> [WORK INSTRUCTION]:
Exact copies of all the entries below are expected in the answer.

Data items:
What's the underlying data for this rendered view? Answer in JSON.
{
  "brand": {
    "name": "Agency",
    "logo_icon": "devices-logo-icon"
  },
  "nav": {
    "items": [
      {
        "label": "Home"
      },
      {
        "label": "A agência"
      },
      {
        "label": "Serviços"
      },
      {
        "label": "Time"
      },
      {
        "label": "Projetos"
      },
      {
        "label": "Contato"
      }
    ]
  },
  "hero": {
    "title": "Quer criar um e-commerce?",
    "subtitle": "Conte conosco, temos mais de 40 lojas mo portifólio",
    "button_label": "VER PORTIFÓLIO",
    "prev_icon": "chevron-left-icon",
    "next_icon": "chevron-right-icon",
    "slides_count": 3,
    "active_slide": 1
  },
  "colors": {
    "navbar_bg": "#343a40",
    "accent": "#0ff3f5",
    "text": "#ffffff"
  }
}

> [REPLY TO THE EXERCISE]:
What's the underlying data for this rendered view? Answer in JSON.
{
  "brand": {
    "name": "Agency",
    "logo_icon": "devices-logo-icon"
  },
  "nav": {
    "items": [
      {
        "label": "Home"
      },
      {
        "label": "A agência"
      },
      {
        "label": "Serviços"
      },
      {
        "label": "Time"
      },
      {
        "label": "Projetos"
      },
      {
        "label": "Contato"
      }
    ]
  },
  "hero": {
    "title": "Quer criar um e-commerce?",
    "subtitle": "Conte conosco, temos mais de 40 lojas mo portifólio",
    "button_label": "VER PORTIFÓLIO",
    "prev_icon": "chevron-left-icon",
    "next_icon": "chevron-right-icon",
    "slides_count": 3,
    "active_slide": 1
  },
  "colors": {
    "navbar_bg": "#343a40",
    "accent": "#0ff3f5",
    "text": "#ffffff"
  }
}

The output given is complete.